Mad, Beautiful Ideas
Being Geek

Michael Lopp, or Rands as he is better known on line, at least by those who read his blog, released this year Being Geek, subtitled "The Software Developer's Career Handbook" through O'Reilly Media.

The book brings together much of the content from Rands' blog about working in technology as well as managing technology. I don't know how this book may relate to his 2007 book "Managing Humans", but I suspect there is a lot of overlap, but I may take the opportunity to investigate later.

Being Geek is many things. It provides information on how to ensure your career is growing. On how to identify when it's time to 'jump ship' and move on from one company to another. It stresses, time and again, that you alone can drive your personal and professional growth. It gives solid advice on interviewing, and not only how to do well in an Interview, but how you can get the information that you need to determine if a job is appropriate for you as well.

The discussion about how to find the right job was the most interesting, as I'm fast approaching a time when circumstance will require me to move on from my current job, but more than that, it drove home the nagging feeling that I've been carrying, that I'm ready to move on.

The majority of the rest of the book talks about Management. Rands assumes that anyone reading the book has the mentality to be a domain expert, and to do well in a variety of jobs, but, in his words, we're taught to "manage bits, not people." A lot of Engineers struggle greatly when they make the transition to management because we usually just don't know what to do.

At this point in my career, the management lessons are slightly less relevant, but even if you're not making that jump (now or ever), they're worth reading. Poor managers can sometimes be made better with a tiny bit of management from their people. And thinking, even a little bit, like a manager, can help you identify a good manager when you're thinking about making a move.

In some ways, I wish that less of this book dealt with the issues of managing people. They're important, surely, but I wonder if it would have been possible to put in more of the content from the first section, the one that was most relevant to me at this time. However, the content that was present, I believe will be invaluable.

This isn't a job hunting book. It also isn't really a management book. Yes, it contains a lot of data on both, and maybe it contains enough on both subjects. But the book is exactly what the subtitle says: It's a book about managing your career.

My father has worked for the same company since 1980. My mother, has worked for maybe a half-dozen companies, and the latest she's been with for over fifteen years. I've been out of school for five years now, and I've been with two companies, implying I'm well on my way to beating those numbers. And that's become the norm for many people. Technology has very much become a field where if you're not a growing, you're shrinking, and you need to always be looking for something new and bigger, if not for the personal gratification of it, to make sure that if you ever need to go looking for a job, people will take notice.

Being Geek also has what I consider something of a 'bonus' chapter. "The Nerd Handbook" is a chapter meant not for you, but for your significant other.
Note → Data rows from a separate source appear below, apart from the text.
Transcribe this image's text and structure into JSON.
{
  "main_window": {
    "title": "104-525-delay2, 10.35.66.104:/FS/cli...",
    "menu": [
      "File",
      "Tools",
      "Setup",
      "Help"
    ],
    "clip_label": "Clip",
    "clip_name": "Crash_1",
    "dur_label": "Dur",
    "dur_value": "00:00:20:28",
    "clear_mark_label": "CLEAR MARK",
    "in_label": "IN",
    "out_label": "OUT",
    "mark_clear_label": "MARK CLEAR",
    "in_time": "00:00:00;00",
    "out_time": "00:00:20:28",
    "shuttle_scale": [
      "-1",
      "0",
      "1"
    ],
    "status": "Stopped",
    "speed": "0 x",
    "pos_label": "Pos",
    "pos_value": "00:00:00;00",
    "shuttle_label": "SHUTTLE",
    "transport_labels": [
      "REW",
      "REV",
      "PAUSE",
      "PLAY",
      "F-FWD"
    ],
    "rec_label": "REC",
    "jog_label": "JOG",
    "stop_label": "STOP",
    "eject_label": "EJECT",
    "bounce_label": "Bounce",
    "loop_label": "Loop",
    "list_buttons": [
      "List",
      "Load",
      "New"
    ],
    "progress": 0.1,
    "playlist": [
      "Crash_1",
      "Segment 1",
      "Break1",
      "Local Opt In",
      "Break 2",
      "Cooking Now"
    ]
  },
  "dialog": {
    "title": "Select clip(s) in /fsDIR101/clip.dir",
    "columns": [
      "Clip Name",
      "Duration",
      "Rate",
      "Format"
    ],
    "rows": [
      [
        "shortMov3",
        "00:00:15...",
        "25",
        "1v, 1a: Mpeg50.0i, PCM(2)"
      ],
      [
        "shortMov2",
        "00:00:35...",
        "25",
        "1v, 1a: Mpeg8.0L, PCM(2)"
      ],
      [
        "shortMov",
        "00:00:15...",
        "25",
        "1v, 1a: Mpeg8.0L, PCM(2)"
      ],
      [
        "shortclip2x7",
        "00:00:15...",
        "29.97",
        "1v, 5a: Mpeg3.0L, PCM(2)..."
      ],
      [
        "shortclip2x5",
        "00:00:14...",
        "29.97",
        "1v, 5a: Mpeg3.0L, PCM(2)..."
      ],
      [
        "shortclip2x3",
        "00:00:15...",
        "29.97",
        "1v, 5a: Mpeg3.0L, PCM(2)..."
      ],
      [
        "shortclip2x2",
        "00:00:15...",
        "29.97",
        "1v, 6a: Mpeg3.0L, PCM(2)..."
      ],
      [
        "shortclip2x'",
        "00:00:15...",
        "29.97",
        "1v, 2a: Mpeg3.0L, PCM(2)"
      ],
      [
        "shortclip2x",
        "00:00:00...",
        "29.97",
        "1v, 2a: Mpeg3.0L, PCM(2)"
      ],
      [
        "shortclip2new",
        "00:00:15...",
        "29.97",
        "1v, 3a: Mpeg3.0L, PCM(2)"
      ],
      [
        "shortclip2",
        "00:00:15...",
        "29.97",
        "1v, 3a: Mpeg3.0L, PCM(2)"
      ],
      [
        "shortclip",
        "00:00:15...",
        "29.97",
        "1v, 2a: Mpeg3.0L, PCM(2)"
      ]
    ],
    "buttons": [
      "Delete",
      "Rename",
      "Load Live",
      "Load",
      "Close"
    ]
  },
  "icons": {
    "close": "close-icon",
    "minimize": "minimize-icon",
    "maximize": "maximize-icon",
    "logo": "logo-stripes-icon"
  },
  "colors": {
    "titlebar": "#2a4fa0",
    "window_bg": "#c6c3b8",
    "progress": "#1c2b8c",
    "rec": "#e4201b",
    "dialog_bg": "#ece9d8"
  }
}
In fact, I would almost suggest that you not read it, because having someone nail your personality and habits so accurately is...a little depressing. And while this book is called "Being Geek", understand that it's very much about computer geeks, maybe just general engineering geeks too, but I'm not wholly sure. My wife is at least as big of a geek as I am, but her focus is on biology and phylogenetics. While there are overlaps in the behaviors described in this chapter, it definitely applies more strongly to me, and not her.

If I were faculty in Computer Science, I would probably build a list of required reading I'd hand every senior after they applied for graduation. Hell, I'm going to make that list anyway. This book would be at the top of that list. I would call it excellent reading for any technology geek at any stage of their career, but for geeks under 30, it should be mandatory.